## [Task instructions]
In full and without alteration, copy the listing.

## [Entries supplied]

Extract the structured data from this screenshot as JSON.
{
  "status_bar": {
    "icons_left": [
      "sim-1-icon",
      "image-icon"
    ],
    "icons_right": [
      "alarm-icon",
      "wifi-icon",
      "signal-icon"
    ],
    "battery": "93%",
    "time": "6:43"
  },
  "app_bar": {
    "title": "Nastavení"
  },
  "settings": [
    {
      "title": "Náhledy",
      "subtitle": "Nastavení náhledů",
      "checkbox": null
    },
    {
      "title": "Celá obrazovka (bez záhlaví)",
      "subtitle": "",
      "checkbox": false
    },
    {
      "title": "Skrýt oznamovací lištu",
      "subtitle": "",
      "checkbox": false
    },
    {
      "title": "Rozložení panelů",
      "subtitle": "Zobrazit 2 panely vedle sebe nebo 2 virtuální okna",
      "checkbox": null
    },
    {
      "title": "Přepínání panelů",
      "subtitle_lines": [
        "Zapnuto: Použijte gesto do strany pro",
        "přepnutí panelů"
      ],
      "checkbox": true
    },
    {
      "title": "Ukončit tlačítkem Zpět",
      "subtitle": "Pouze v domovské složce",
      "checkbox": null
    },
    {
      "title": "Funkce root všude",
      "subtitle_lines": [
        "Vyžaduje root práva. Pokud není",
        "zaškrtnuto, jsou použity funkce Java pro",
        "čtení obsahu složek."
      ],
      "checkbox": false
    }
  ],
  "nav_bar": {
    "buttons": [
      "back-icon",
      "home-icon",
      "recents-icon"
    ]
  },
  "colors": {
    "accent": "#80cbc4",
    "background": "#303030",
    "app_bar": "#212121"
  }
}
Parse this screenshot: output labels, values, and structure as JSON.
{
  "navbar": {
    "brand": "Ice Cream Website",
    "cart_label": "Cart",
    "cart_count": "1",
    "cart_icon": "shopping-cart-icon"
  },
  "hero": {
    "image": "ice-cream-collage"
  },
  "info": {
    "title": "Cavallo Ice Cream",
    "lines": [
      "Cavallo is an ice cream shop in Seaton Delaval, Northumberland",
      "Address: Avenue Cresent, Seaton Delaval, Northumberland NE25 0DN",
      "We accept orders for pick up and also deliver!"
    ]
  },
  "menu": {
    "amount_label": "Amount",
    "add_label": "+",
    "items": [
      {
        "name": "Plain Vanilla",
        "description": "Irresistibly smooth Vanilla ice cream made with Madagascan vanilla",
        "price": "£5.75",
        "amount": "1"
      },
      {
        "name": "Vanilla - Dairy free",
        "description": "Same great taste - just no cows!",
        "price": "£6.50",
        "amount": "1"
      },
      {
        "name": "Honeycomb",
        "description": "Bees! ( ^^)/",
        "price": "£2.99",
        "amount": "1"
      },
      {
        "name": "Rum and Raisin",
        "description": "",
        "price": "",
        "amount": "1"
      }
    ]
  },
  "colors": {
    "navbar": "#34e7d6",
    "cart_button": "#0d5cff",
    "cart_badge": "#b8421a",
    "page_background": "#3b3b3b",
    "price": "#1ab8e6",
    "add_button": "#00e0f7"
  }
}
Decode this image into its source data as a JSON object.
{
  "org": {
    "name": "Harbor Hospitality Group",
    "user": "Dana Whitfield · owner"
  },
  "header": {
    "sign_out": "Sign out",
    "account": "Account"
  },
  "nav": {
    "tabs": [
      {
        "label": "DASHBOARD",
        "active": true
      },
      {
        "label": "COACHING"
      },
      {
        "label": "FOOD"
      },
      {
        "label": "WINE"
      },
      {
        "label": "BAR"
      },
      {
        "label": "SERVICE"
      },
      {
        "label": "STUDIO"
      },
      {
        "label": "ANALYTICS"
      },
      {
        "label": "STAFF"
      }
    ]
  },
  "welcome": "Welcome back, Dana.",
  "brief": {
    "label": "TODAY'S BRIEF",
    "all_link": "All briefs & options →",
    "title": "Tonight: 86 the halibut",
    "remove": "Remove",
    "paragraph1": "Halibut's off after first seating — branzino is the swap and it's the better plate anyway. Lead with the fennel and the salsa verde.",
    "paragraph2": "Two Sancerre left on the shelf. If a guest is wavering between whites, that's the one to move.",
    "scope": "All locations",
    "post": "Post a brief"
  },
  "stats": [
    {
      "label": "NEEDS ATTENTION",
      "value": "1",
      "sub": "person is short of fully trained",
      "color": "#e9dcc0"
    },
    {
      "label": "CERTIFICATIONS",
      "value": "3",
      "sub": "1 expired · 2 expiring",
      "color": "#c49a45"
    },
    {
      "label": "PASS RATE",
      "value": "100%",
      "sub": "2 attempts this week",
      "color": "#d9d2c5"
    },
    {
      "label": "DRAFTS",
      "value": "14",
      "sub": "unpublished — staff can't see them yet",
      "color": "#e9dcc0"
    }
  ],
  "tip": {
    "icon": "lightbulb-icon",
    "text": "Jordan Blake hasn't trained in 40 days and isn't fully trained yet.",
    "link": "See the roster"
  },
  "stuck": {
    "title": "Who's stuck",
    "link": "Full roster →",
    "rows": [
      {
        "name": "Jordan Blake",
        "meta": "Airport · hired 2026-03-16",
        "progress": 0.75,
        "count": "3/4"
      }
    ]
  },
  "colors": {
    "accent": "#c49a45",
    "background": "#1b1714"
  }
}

## [Result]
Extract the structured data from this screenshot as JSON.
{
  "status_bar": {
    "icons_left": [
      "sim-1-icon",
      "image-icon"
    ],
    "icons_right": [
      "alarm-icon",
      "wifi-icon",
      "signal-icon"
    ],
    "battery": "93%",
    "time": "6:43"
  },
  "app_bar": {
    "title": "Nastavení"
  },
  "settings": [
    {
      "title": "Náhledy",
      "subtitle": "Nastavení náhledů",
      "checkbox": null
    },
    {
      "title": "Celá obrazovka (bez záhlaví)",
      "subtitle": "",
      "checkbox": false
    },
    {
      "title": "Skrýt oznamovací lištu",
      "subtitle": "",
      "checkbox": false
    },
    {
      "title": "Rozložení panelů",
      "subtitle": "Zobrazit 2 panely vedle sebe nebo 2 virtuální okna",
      "checkbox": null
    },
    {
      "title": "Přepínání panelů",
      "subtitle_lines": [
        "Zapnuto: Použijte gesto do strany pro",
        "přepnutí panelů"
      ],
      "checkbox": true
    },
    {
      "title": "Ukončit tlačítkem Zpět",
      "subtitle": "Pouze v domovské složce",
      "checkbox": null
    },
    {
      "title": "Funkce root všude",
      "subtitle_lines": [
        "Vyžaduje root práva. Pokud není",
        "zaškrtnuto, jsou použity funkce Java pro",
        "čtení obsahu složek."
      ],
      "checkbox": false
    }
  ],
  "nav_bar": {
    "buttons": [
      "back-icon",
      "home-icon",
      "recents-icon"
    ]
  },
  "colors": {
    "accent": "#80cbc4",
    "background": "#303030",
    "app_bar": "#212121"
  }
}
Parse this screenshot: output labels, values, and structure as JSON.
{
  "navbar": {
    "brand": "Ice Cream Website",
    "cart_label": "Cart",
    "cart_count": "1",
    "cart_icon": "shopping-cart-icon"
  },
  "hero": {
    "image": "ice-cream-collage"
  },
  "info": {
    "title": "Cavallo Ice Cream",
    "lines": [
      "Cavallo is an ice cream shop in Seaton Delaval, Northumberland",
      "Address: Avenue Cresent, Seaton Delaval, Northumberland NE25 0DN",
      "We accept orders for pick up and also deliver!"
    ]
  },
  "menu": {
    "amount_label": "Amount",
    "add_label": "+",
    "items": [
      {
        "name": "Plain Vanilla",
        "description": "Irresistibly smooth Vanilla ice cream made with Madagascan vanilla",
        "price": "£5.75",
        "amount": "1"
      },
      {
        "name": "Vanilla - Dairy free",
        "description": "Same great taste - just no cows!",
        "price": "£6.50",
        "amount": "1"
      },
      {
        "name": "Honeycomb",
        "description": "Bees! ( ^^)/",
        "price": "£2.99",
        "amount": "1"
      },
      {
        "name": "Rum and Raisin",
        "description": "",
        "price": "",
        "amount": "1"
      }
    ]
  },
  "colors": {
    "navbar": "#34e7d6",
    "cart_button": "#0d5cff",
    "cart_badge": "#b8421a",
    "page_background": "#3b3b3b",
    "price": "#1ab8e6",
    "add_button": "#00e0f7"
  }
}
Decode this image into its source data as a JSON object.
{
  "org": {
    "name": "Harbor Hospitality Group",
    "user": "Dana Whitfield · owner"
  },
  "header": {
    "sign_out": "Sign out",
    "account": "Account"
  },
  "nav": {
    "tabs": [
      {
        "label": "DASHBOARD",
        "active": true
      },
      {
        "label": "COACHING"
      },
      {
        "label": "FOOD"
      },
      {
        "label": "WINE"
      },
      {
        "label": "BAR"
      },
      {
        "label": "SERVICE"
      },
      {
        "label": "STUDIO"
      },
      {
        "label": "ANALYTICS"
      },
      {
        "label": "STAFF"
      }
    ]
  },
  "welcome": "Welcome back, Dana.",
  "brief": {
    "label": "TODAY'S BRIEF",
    "all_link": "All briefs & options →",
    "title": "Tonight: 86 the halibut",
    "remove": "Remove",
    "paragraph1": "Halibut's off after first seating — branzino is the swap and it's the better plate anyway. Lead with the fennel and the salsa verde.",
    "paragraph2": "Two Sancerre left on the shelf. If a guest is wavering between whites, that's the one to move.",
    "scope": "All locations",
    "post": "Post a brief"
  },
  "stats": [
    {
      "label": "NEEDS ATTENTION",
      "value": "1",
      "sub": "person is short of fully trained",
      "color": "#e9dcc0"
    },
    {
      "label": "CERTIFICATIONS",
      "value": "3",
      "sub": "1 expired · 2 expiring",
      "color": "#c49a45"
    },
    {
      "label": "PASS RATE",
      "value": "100%",
      "sub": "2 attempts this week",
      "color": "#d9d2c5"
    },
    {
      "label": "DRAFTS",
      "value": "14",
      "sub": "unpublished — staff can't see them yet",
      "color": "#e9dcc0"
    }
  ],
  "tip": {
    "icon": "lightbulb-icon",
    "text": "Jordan Blake hasn't trained in 40 days and isn't fully trained yet.",
    "link": "See the roster"
  },
  "stuck": {
    "title": "Who's stuck",
    "link": "Full roster →",
    "rows": [
      {
        "name": "Jordan Blake",
        "meta": "Airport · hired 2026-03-16",
        "progress": 0.75,
        "count": "3/4"
      }
    ]
  },
  "colors": {
    "accent": "#c49a45",
    "background": "#1b1714"
  }
}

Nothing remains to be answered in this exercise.